MATERIAL FOR THIS EXERCISE: Begin

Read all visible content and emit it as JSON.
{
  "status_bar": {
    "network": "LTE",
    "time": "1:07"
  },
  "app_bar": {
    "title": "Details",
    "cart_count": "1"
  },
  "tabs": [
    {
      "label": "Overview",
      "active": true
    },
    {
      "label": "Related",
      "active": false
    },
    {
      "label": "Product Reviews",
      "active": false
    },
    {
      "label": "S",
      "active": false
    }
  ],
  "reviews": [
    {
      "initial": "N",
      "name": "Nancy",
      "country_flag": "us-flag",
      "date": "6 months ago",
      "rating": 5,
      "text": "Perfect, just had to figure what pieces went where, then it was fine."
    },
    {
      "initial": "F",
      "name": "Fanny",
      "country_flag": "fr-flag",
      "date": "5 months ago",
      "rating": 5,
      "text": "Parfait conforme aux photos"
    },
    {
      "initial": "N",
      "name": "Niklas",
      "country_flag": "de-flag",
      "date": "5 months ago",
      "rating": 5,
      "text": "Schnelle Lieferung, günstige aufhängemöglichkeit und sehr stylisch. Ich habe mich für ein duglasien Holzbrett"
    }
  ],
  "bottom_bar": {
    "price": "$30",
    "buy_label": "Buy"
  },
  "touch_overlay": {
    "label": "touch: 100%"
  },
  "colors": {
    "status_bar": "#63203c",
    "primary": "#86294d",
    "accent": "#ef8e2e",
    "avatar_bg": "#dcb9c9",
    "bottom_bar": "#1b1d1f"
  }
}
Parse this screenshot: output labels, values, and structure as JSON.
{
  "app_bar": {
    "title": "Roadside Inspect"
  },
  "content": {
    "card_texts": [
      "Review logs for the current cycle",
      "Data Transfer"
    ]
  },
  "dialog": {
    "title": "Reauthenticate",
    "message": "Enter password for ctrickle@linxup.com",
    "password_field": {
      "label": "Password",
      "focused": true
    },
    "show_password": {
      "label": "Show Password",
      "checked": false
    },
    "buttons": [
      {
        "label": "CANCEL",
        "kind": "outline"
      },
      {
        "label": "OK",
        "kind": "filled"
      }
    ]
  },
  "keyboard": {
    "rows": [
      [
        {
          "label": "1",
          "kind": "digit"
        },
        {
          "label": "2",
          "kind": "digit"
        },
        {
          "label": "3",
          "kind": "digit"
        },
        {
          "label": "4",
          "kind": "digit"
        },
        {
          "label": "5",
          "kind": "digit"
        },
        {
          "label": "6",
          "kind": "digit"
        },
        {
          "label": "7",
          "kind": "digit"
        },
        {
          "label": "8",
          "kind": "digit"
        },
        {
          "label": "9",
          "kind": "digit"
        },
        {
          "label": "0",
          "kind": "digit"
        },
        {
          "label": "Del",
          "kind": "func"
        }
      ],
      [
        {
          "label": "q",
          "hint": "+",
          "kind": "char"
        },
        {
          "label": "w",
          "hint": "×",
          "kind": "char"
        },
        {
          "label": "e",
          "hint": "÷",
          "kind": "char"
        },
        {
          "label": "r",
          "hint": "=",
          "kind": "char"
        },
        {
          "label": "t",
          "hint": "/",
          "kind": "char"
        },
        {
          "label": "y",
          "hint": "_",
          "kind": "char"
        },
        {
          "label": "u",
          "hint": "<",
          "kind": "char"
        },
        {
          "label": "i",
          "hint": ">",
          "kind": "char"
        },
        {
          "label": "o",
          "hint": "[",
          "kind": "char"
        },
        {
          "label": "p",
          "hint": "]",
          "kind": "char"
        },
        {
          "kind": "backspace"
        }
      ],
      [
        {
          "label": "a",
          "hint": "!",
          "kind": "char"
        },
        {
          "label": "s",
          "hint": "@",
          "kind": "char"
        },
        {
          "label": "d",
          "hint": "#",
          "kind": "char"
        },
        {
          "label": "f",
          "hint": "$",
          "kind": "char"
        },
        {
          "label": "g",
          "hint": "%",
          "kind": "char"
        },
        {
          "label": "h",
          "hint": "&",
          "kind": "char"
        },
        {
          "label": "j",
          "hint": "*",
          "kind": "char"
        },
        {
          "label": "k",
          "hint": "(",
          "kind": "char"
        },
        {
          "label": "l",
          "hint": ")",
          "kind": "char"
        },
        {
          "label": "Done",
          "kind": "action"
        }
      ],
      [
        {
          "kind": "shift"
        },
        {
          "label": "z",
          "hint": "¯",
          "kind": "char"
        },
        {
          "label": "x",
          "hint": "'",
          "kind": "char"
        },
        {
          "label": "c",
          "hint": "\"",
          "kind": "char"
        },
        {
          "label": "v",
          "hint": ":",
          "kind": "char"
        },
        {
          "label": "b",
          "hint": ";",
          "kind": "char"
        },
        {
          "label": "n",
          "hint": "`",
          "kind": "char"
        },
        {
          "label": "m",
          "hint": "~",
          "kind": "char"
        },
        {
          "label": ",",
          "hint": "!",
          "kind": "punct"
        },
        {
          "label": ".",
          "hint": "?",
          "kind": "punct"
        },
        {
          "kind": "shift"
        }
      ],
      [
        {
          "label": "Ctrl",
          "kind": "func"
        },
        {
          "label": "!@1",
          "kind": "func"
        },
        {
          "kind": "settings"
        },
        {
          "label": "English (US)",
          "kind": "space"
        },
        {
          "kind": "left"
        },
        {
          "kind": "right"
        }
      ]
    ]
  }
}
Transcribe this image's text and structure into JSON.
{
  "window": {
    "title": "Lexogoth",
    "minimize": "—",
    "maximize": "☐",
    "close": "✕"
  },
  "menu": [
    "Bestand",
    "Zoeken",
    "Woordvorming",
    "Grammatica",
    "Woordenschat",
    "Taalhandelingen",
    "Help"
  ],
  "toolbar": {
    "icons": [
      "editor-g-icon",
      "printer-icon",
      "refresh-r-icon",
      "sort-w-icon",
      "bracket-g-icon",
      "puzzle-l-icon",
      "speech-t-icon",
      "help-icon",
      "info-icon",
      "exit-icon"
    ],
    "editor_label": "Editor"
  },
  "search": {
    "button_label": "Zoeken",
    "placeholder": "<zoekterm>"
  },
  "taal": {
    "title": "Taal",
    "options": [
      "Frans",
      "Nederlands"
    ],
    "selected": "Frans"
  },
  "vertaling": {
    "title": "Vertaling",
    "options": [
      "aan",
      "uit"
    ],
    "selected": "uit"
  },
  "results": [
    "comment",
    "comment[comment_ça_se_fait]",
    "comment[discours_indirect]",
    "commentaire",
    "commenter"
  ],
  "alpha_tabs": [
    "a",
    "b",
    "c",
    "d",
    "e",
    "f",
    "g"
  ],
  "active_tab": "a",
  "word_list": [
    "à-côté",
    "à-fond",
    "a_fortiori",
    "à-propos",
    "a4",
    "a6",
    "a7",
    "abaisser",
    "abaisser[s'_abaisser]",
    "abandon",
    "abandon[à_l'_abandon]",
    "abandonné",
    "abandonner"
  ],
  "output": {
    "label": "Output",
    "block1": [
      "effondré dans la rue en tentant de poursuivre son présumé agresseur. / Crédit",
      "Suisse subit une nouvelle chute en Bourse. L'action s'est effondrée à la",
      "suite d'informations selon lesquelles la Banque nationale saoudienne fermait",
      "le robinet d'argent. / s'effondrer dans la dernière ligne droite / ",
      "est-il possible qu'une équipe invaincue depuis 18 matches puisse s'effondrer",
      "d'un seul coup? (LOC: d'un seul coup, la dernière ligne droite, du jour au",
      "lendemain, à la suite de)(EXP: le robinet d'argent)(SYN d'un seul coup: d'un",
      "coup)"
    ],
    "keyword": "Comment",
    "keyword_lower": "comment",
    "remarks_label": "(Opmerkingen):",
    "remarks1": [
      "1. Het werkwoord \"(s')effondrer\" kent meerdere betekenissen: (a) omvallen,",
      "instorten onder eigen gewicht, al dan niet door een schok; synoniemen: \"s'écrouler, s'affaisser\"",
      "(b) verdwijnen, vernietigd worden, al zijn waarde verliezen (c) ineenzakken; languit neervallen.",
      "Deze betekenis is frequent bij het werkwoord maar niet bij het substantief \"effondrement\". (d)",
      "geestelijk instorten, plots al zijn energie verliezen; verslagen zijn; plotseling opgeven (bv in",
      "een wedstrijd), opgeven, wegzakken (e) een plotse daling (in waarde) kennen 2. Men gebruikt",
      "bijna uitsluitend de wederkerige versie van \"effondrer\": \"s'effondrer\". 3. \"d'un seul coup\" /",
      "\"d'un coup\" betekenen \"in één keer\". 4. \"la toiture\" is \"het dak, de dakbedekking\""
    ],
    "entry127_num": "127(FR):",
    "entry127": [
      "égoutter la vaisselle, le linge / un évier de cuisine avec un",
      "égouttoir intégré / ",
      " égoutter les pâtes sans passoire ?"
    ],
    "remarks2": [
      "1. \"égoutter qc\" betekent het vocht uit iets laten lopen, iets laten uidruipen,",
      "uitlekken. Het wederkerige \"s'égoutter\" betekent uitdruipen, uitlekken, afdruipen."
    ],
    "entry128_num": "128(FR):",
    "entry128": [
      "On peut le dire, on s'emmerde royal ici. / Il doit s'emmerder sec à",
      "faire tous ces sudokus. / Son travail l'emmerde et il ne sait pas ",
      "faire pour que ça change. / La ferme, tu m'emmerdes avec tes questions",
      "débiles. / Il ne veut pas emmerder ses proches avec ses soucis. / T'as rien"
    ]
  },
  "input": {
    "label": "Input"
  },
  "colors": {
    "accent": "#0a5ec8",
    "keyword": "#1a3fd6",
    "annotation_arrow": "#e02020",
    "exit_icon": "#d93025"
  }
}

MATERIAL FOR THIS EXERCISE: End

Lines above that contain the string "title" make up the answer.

    "title": "Details",
    "title": "Roadside Inspect"
    "title": "Reauthenticate",
    "title": "Lexogoth",
    "title": "Taal",
    "title": "Vertaling",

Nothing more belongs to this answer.